Charities, campaigning organisations and politicians are starting to get into gear by pushing this to the forefront of the nation’s collective consciousness. I am confident that in the next 15-20 years there will be massive social movement in this area so that we not only remove the stigma but we also begin fostering an environment where wellbeing – mental and physical – is a primary consideration for everyone, to the betterment of each of us individually and of society as a whole.

Of course, to get this started it requires brave people to stand up, be heard and share their experiences, and given the very nature of some mental health conditions this in itself is a massive challenge. This can be inspired by those living in the public arena who already have a great deal of influence.

On last week’s Commons reading, Shadow Health Minister, Diane Abbott, said:

"Mental health is probably the last remaining great area of stigma in public life. It is striking that there were MPs willing to come out about their sexuality before you could find MPs willing to come out about their mental health challenges. It speaks to the level of stigma."

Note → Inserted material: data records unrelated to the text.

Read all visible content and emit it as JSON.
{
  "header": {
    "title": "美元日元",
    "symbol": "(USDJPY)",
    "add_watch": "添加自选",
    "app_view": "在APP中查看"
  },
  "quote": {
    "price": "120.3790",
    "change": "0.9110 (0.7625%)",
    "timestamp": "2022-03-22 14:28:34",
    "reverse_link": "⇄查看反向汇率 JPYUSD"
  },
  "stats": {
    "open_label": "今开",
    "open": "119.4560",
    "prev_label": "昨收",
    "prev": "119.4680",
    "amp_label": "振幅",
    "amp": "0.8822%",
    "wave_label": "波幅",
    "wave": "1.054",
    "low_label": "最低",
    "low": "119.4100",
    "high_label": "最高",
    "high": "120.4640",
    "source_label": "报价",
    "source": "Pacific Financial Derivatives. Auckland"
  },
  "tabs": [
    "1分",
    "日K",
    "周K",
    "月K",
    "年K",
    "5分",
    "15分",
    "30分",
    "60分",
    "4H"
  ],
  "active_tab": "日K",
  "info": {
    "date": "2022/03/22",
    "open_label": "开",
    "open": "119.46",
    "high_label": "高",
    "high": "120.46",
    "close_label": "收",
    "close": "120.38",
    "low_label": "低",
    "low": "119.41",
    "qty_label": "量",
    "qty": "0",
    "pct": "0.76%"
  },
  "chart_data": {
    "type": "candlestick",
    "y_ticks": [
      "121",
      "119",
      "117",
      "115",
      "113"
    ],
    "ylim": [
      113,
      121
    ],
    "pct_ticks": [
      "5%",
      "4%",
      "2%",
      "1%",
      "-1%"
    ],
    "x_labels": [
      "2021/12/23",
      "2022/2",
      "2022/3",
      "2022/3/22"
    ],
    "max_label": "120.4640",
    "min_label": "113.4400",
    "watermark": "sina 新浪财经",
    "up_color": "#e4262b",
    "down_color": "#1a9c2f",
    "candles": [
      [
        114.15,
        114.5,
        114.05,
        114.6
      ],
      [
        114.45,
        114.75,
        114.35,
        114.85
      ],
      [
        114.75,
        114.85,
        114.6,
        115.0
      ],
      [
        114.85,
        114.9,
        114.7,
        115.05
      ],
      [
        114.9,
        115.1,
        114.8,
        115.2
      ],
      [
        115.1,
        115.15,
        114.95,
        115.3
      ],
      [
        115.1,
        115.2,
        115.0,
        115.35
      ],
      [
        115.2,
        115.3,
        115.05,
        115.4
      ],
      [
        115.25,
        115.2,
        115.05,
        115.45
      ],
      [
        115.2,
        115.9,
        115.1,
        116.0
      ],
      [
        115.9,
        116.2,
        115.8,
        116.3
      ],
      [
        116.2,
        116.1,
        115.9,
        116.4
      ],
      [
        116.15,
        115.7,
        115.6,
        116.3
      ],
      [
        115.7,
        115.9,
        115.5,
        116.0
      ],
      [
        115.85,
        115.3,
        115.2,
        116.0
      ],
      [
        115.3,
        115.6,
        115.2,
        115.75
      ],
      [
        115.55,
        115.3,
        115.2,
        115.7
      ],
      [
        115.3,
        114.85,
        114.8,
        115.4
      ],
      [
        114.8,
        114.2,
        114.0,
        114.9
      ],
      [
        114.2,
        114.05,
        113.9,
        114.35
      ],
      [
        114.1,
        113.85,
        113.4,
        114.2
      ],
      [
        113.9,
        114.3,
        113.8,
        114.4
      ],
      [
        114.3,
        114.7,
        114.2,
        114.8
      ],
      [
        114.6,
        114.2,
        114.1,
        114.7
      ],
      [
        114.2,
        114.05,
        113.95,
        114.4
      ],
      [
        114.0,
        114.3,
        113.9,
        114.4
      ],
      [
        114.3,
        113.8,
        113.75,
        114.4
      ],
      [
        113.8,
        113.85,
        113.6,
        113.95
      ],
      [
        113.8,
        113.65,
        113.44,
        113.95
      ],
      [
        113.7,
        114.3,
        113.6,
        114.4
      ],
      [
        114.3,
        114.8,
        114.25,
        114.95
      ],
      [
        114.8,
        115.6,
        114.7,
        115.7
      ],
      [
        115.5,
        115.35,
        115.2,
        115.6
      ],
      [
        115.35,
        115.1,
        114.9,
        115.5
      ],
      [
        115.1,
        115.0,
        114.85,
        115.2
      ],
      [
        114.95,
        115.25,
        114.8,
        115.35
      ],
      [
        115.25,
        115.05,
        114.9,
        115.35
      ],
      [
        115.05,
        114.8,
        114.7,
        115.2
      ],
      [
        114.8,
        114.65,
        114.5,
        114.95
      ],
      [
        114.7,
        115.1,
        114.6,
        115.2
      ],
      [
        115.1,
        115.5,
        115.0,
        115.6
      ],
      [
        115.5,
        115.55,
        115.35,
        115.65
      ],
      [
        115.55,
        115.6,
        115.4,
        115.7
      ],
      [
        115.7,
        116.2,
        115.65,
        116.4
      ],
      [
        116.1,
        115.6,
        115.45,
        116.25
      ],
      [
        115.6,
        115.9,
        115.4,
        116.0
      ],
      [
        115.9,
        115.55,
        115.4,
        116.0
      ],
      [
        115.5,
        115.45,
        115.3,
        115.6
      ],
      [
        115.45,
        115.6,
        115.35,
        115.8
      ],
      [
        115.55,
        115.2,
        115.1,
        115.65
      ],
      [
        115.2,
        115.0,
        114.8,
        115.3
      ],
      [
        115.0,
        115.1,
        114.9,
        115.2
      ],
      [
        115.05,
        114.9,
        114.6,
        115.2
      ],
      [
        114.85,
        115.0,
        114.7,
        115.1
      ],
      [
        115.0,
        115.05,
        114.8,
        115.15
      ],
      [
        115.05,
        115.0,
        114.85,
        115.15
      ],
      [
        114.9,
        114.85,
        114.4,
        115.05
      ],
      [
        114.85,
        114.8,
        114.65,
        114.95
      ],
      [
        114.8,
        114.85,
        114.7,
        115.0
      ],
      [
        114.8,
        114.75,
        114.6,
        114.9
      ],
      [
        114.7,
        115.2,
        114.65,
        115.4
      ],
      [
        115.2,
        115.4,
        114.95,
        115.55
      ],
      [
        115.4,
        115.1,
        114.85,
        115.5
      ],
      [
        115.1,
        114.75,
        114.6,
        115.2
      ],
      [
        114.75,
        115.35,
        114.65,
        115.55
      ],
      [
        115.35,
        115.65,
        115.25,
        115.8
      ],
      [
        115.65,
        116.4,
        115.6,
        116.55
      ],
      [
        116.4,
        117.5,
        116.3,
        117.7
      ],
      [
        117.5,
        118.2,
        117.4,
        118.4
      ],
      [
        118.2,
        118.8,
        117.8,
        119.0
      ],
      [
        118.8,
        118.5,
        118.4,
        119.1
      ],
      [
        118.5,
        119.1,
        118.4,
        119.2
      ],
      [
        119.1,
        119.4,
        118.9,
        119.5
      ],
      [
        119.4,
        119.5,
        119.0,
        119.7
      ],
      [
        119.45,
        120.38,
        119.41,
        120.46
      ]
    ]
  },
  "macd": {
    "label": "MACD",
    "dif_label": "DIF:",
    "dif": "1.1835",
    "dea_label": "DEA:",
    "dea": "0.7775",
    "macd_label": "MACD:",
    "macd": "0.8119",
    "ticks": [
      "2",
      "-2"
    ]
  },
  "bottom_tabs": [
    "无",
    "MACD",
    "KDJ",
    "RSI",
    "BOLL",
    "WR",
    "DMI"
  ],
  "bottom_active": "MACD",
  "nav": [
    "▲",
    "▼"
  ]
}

Yet a handful of MPs did come forward to talk of their experiences. And there are no doubt more who may now start to come forward, and not just politicians but musicians, footballers, writers, teachers, and so on.  

Some vocations by their very nature where ‘strength’ is a required personality trait – company directors, salesmen, top sportsmen, politicians – are blocked even further by the notion that to admit to a mental health condition is a sign of weakness and instantly would make you not fit for the role.

In an documentary shown earlier in the year Freddie Flintoff, one of the most successful English cricketers of the modern game, and known for his cocksure personality, spoke openly about his battle with depression and also discussed the matter with other major sports stars such as boxer Ricky Hatton, snooker player Graeme Dott, Celtic boss Neil Lennon and Flintoff's ex-England team-mate, Steve Harmison.

Possibly most surprising of all to some viewers was the appearance of Vinnie Jones – Hollywood’s go-to hard-man and former captain of the ‘crazy gang’, Wimbledon FC. 

Within the show he said that talking about depression in the 1980s and 1990s “would have been taken as weakness. It was something that wasn't recognised”.

He continued:

“They (managers) are not trained in that sort of thing. In sport, when I was playing, there was nobody to talk to. If you had turned around, and you are bottom of the league, and one of the lads says, ‘I've got depression’, you would smack him round the side of the head, wouldn't you? And say, ‘Pull yourself together’. I think it was ignored. I think it would have been taken as weakness.”

And yet, in the last 20-30 years, nothing much has really changed. It is great that Vinnie has spoken out about it, but how many current Premier League superstars would share their experiences?

Just as no two humans are the same, neither are two mental health conditions, and to just presuppose that anyone who lives with one is ‘broken’ and not ‘fit for purpose’ is not only a massively incorrect generalisation but also a waste of incredible talent and skills. Anyone who watched Channel 4’s World’s Maddest Job Interview will have seen that the candidates with mental health conditions were those deemed best for the job roles. Yet, had the interviewers known this then their minds would have already been made up before the interviews had even taken place.

The maddest thing about all of this is not the people who face mental health issues but that as a society we treat them as completely alien to everyone else. The chances are that everyone reading this blog will either have a mental health condition themselves, will face one in the future, or knows someone close to them who has one.

There are a few things I know as fact. I know that I have suffered mental health issues in my life. I know that I was prescribed medication and saw specialists. I know that I am now fully in control of my life and more than capable of performing jury service. Yet some draconian law, and quite a large amount of public opinion it seems, would deem me unsuitable – having previously been ‘broken’ I am regarded not fit for this purpose.

There is at least an appetite to transform the law but it will be a much tougher task to transform opinion.